WHAT IS REQUIRED: Nothing is to be altered. Print each record in full.

(Dataset rows describing interfaces)

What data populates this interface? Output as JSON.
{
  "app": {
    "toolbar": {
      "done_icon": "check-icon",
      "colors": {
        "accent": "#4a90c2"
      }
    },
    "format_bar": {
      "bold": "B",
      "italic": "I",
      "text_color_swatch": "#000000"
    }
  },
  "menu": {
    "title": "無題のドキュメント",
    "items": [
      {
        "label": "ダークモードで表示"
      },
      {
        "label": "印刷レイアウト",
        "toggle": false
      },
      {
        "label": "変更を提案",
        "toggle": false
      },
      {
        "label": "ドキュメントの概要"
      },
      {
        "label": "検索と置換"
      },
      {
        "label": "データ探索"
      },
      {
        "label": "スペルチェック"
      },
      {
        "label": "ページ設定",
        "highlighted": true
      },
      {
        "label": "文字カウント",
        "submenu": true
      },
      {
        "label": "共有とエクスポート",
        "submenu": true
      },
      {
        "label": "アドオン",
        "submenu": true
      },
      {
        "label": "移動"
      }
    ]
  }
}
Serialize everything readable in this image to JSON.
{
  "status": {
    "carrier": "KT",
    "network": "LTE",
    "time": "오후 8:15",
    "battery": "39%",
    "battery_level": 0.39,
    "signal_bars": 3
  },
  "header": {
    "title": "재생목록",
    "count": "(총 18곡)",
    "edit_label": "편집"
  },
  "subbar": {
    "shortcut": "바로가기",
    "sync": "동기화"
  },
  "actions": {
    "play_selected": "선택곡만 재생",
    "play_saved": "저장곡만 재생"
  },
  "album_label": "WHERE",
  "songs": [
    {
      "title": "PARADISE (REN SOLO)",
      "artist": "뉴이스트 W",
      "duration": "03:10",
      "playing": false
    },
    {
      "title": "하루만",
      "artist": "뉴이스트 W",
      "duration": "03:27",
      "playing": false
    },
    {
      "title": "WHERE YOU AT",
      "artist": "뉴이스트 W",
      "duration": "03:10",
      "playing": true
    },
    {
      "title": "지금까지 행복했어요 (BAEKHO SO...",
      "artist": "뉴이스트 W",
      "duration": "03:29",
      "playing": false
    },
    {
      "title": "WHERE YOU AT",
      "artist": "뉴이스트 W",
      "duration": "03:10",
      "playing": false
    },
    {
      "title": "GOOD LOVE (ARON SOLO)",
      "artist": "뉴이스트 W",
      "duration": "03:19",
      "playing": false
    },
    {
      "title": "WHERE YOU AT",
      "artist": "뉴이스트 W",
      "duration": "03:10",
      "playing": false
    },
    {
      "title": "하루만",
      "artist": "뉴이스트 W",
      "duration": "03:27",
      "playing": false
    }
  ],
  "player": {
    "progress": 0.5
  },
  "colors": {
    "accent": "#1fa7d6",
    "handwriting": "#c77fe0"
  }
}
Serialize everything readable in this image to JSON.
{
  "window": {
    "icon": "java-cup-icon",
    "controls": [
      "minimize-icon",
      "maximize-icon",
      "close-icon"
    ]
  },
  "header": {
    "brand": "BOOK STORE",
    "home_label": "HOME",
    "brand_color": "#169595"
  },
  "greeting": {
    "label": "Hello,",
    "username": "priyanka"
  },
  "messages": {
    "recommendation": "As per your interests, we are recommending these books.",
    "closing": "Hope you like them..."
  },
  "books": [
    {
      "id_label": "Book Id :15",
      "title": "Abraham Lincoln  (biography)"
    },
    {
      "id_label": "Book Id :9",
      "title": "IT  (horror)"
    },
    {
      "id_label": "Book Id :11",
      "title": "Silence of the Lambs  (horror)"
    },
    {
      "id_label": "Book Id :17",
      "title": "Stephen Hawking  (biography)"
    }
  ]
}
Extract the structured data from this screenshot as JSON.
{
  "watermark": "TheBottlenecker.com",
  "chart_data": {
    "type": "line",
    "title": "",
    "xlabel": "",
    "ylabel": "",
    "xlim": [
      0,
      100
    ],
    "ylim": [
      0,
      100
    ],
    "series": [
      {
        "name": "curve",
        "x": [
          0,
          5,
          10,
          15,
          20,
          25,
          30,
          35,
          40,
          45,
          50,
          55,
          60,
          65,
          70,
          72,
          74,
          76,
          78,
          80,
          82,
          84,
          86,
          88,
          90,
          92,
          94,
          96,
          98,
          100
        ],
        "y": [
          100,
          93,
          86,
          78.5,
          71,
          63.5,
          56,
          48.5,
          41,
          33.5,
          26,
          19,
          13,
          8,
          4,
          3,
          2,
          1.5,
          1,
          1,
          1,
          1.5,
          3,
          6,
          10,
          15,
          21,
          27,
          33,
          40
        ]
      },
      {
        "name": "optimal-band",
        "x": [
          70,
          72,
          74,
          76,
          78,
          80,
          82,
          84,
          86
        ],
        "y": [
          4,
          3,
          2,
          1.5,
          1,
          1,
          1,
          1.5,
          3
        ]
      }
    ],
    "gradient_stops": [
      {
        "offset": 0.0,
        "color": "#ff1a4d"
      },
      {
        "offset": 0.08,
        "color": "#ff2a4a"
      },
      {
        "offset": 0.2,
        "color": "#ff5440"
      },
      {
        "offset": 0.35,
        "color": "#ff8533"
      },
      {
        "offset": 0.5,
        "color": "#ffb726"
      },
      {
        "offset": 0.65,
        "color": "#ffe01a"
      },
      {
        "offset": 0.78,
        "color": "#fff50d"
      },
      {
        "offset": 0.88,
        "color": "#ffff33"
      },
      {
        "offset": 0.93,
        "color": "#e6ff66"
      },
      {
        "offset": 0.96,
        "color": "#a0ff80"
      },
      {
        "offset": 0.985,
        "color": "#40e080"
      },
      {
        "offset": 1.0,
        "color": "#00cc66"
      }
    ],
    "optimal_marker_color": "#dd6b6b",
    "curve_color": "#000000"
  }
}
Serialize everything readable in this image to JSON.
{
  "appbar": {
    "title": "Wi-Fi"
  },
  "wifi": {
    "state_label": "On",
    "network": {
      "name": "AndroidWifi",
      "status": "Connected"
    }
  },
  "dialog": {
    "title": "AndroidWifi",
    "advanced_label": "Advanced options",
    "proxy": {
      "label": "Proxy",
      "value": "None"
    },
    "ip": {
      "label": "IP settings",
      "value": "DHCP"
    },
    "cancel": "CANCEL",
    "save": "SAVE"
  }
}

YOUR RESPONSE:
What data populates this interface? Output as JSON.
{
  "app": {
    "toolbar": {
      "done_icon": "check-icon",
      "colors": {
        "accent": "#4a90c2"
      }
    },
    "format_bar": {
      "bold": "B",
      "italic": "I",
      "text_color_swatch": "#000000"
    }
  },
  "menu": {
    "title": "無題のドキュメント",
    "items": [
      {
        "label": "ダークモードで表示"
      },
      {
        "label": "印刷レイアウト",
        "toggle": false
      },
      {
        "label": "変更を提案",
        "toggle": false
      },
      {
        "label": "ドキュメントの概要"
      },
      {
        "label": "検索と置換"
      },
      {
        "label": "データ探索"
      },
      {
        "label": "スペルチェック"
      },
      {
        "label": "ページ設定",
        "highlighted": true
      },
      {
        "label": "文字カウント",
        "submenu": true
      },
      {
        "label": "共有とエクスポート",
        "submenu": true
      },
      {
        "label": "アドオン",
        "submenu": true
      },
      {
        "label": "移動"
      }
    ]
  }
}
Serialize everything readable in this image to JSON.
{
  "status": {
    "carrier": "KT",
    "network": "LTE",
    "time": "오후 8:15",
    "battery": "39%",
    "battery_level": 0.39,
    "signal_bars": 3
  },
  "header": {
    "title": "재생목록",
    "count": "(총 18곡)",
    "edit_label": "편집"
  },
  "subbar": {
    "shortcut": "바로가기",
    "sync": "동기화"
  },
  "actions": {
    "play_selected": "선택곡만 재생",
    "play_saved": "저장곡만 재생"
  },
  "album_label": "WHERE",
  "songs": [
    {
      "title": "PARADISE (REN SOLO)",
      "artist": "뉴이스트 W",
      "duration": "03:10",
      "playing": false
    },
    {
      "title": "하루만",
      "artist": "뉴이스트 W",
      "duration": "03:27",
      "playing": false
    },
    {
      "title": "WHERE YOU AT",
      "artist": "뉴이스트 W",
      "duration": "03:10",
      "playing": true
    },
    {
      "title": "지금까지 행복했어요 (BAEKHO SO...",
      "artist": "뉴이스트 W",
      "duration": "03:29",
      "playing": false
    },
    {
      "title": "WHERE YOU AT",
      "artist": "뉴이스트 W",
      "duration": "03:10",
      "playing": false
    },
    {
      "title": "GOOD LOVE (ARON SOLO)",
      "artist": "뉴이스트 W",
      "duration": "03:19",
      "playing": false
    },
    {
      "title": "WHERE YOU AT",
      "artist": "뉴이스트 W",
      "duration": "03:10",
      "playing": false
    },
    {
      "title": "하루만",
      "artist": "뉴이스트 W",
      "duration": "03:27",
      "playing": false
    }
  ],
  "player": {
    "progress": 0.5
  },
  "colors": {
    "accent": "#1fa7d6",
    "handwriting": "#c77fe0"
  }
}
Serialize everything readable in this image to JSON.
{
  "window": {
    "icon": "java-cup-icon",
    "controls": [
      "minimize-icon",
      "maximize-icon",
      "close-icon"
    ]
  },
  "header": {
    "brand": "BOOK STORE",
    "home_label": "HOME",
    "brand_color": "#169595"
  },
  "greeting": {
    "label": "Hello,",
    "username": "priyanka"
  },
  "messages": {
    "recommendation": "As per your interests, we are recommending these books.",
    "closing": "Hope you like them..."
  },
  "books": [
    {
      "id_label": "Book Id :15",
      "title": "Abraham Lincoln  (biography)"
    },
    {
      "id_label": "Book Id :9",
      "title": "IT  (horror)"
    },
    {
      "id_label": "Book Id :11",
      "title": "Silence of the Lambs  (horror)"
    },
    {
      "id_label": "Book Id :17",
      "title": "Stephen Hawking  (biography)"
    }
  ]
}
Extract the structured data from this screenshot as JSON.
{
  "watermark": "TheBottlenecker.com",
  "chart_data": {
    "type": "line",
    "title": "",
    "xlabel": "",
    "ylabel": "",
    "xlim": [
      0,
      100
    ],
    "ylim": [
      0,
      100
    ],
    "series": [
      {
        "name": "curve",
        "x": [
          0,
          5,
          10,
          15,
          20,
          25,
          30,
          35,
          40,
          45,
          50,
          55,
          60,
          65,
          70,
          72,
          74,
          76,
          78,
          80,
          82,
          84,
          86,
          88,
          90,
          92,
          94,
          96,
          98,
          100
        ],
        "y": [
          100,
          93,
          86,
          78.5,
          71,
          63.5,
          56,
          48.5,
          41,
          33.5,
          26,
          19,
          13,
          8,
          4,
          3,
          2,
          1.5,
          1,
          1,
          1,
          1.5,
          3,
          6,
          10,
          15,
          21,
          27,
          33,
          40
        ]
      },
      {
        "name": "optimal-band",
        "x": [
          70,
          72,
          74,
          76,
          78,
          80,
          82,
          84,
          86
        ],
        "y": [
          4,
          3,
          2,
          1.5,
          1,
          1,
          1,
          1.5,
          3
        ]
      }
    ],
    "gradient_stops": [
      {
        "offset": 0.0,
        "color": "#ff1a4d"
      },
      {
        "offset": 0.08,
        "color": "#ff2a4a"
      },
      {
        "offset": 0.2,
        "color": "#ff5440"
      },
      {
        "offset": 0.35,
        "color": "#ff8533"
      },
      {
        "offset": 0.5,
        "color": "#ffb726"
      },
      {
        "offset": 0.65,
        "color": "#ffe01a"
      },
      {
        "offset": 0.78,
        "color": "#fff50d"
      },
      {
        "offset": 0.88,
        "color": "#ffff33"
      },
      {
        "offset": 0.93,
        "color": "#e6ff66"
      },
      {
        "offset": 0.96,
        "color": "#a0ff80"
      },
      {
        "offset": 0.985,
        "color": "#40e080"
      },
      {
        "offset": 1.0,
        "color": "#00cc66"
      }
    ],
    "optimal_marker_color": "#dd6b6b",
    "curve_color": "#000000"
  }
}
Serialize everything readable in this image to JSON.
{
  "appbar": {
    "title": "Wi-Fi"
  },
  "wifi": {
    "state_label": "On",
    "network": {
      "name": "AndroidWifi",
      "status": "Connected"
    }
  },
  "dialog": {
    "title": "AndroidWifi",
    "advanced_label": "Advanced options",
    "proxy": {
      "label": "Proxy",
      "value": "None"
    },
    "ip": {
      "label": "IP settings",
      "value": "DHCP"
    },
    "cancel": "CANCEL",
    "save": "SAVE"
  }
}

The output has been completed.